--- START ---

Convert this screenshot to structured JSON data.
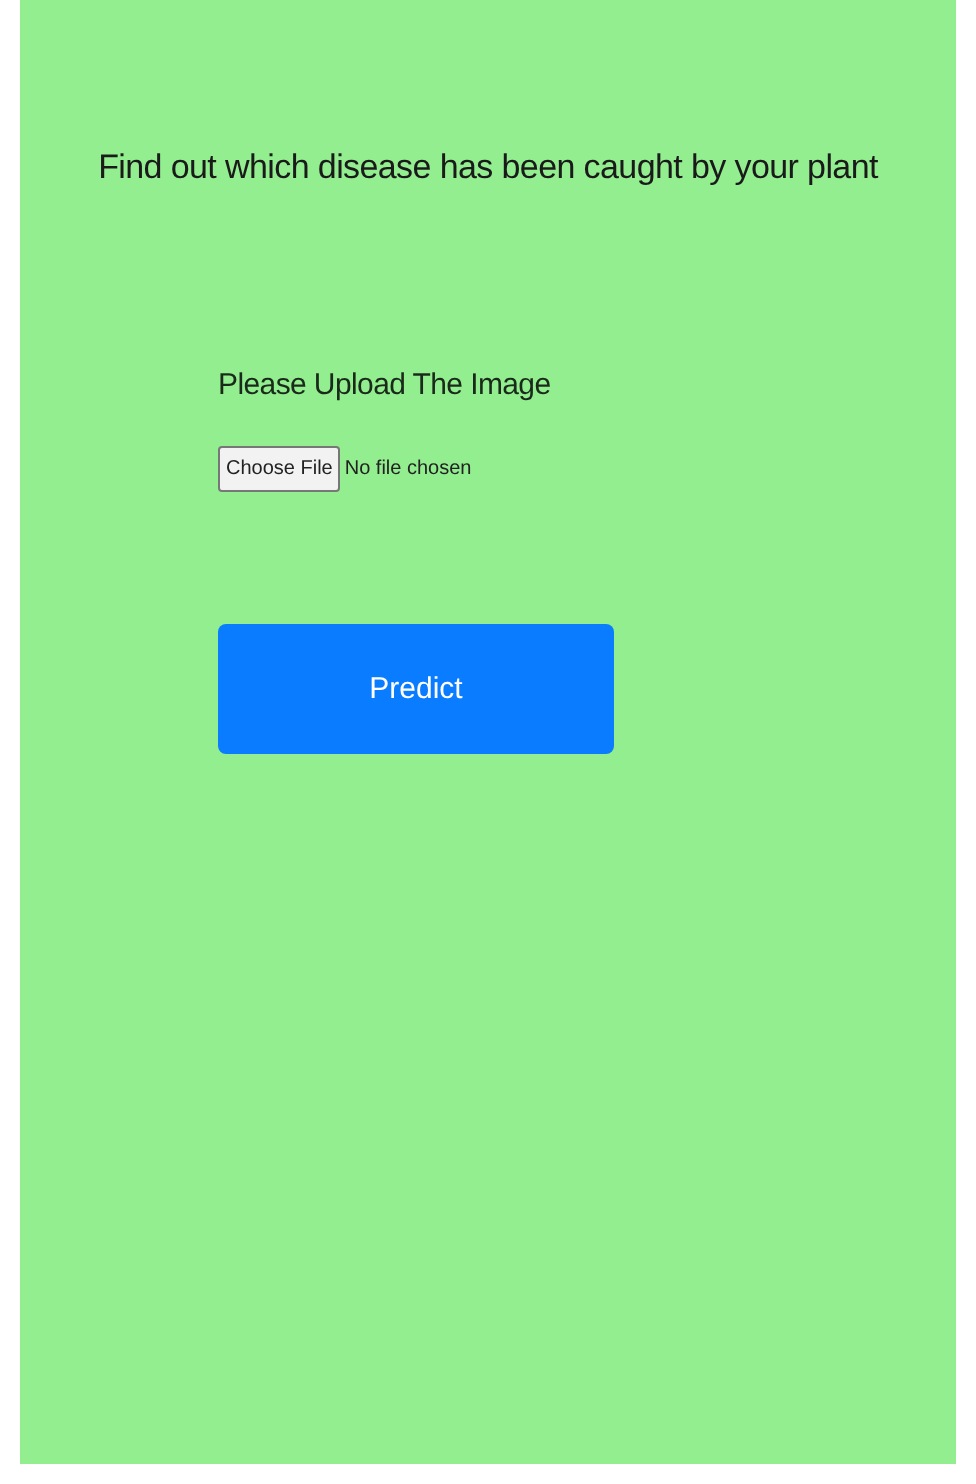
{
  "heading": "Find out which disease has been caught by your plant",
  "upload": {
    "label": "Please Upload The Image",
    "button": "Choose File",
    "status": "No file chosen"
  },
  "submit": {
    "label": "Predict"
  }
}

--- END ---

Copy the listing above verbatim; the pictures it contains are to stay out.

Convert this screenshot to structured JSON data.
{
  "heading": "Find out which disease has been caught by your plant",
  "upload": {
    "label": "Please Upload The Image",
    "button": "Choose File",
    "status": "No file chosen"
  },
  "submit": {
    "label": "Predict"
  }
}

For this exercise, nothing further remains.